The main focus of the hub will be supporting Sanofi’s drug development by managing multi-centre clinical trials, accelerating the analysis of trial data and using innovative technology, such as gene therapy, multi-specific antibodies and polypeptide technology.
Sanofi also plans to use the hub to tackle therapeutic areas including vaccines, immunology and inflammation, multiple sclerosis and cardiovascular diseases.
This move confirms China as the third pillar of Sanofi’s clinical sciences and operations alongside the US and France. The new Chengdu location adds to the existing 11 regional offices and three production bases in the country, which have been established under the Sanofi China brand since 1982.
The company claims it wants to take advantage of local talent in pharmaceutical R&D and aims to recruit 300 professionals by 2020.
Sanofi senior vice-president and R&D operations global head Zhang Zi said: “Through this new Hub, we will take full advantage of our global experience and R&D capabilities together with local scientific research strengths to further improve innovation.
“Our goal is to link China’s innovative achievements with the global ecosystem and develop innovative drugs in China that could benefit patients around the world.”

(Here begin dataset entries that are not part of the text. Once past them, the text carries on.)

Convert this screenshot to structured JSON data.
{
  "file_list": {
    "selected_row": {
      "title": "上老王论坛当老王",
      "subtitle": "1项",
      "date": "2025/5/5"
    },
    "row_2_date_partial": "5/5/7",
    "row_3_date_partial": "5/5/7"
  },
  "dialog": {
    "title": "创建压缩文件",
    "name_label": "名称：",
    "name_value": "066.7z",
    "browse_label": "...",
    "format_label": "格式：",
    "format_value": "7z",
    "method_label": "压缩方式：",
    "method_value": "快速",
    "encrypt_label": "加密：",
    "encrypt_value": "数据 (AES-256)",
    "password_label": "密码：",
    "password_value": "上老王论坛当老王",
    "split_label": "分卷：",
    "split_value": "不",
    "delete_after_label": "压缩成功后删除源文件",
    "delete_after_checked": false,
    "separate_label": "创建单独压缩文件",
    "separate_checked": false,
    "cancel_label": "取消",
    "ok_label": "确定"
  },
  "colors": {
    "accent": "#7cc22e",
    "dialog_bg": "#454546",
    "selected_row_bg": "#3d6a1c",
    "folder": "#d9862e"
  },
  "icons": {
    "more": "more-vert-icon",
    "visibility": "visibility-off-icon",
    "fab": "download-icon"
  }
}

This investment in Chengdu follows Sanofi’s integration of its infectious disease unit into German drug discovery company Evotec for €60m in July and acquisition of nanotechnology company Ablynx for $3.9bn in June.
The purchase of Ablynx is expected by the company to support its R&D programmes. Sanofi CEO Olivier Brandicourt said: “With Ablynx, we continue to advance the strategic transformation of our Research and Development, expanding our late-stage pipeline and strengthening our platform for growth in rare blood disorders.
The French biopharmaceutical company also sold its generic drugs business Zentiva to Advent for €1.9bn. Zentiva is based in the Czech Republic and serves more than 40 million patients across 25 European countries.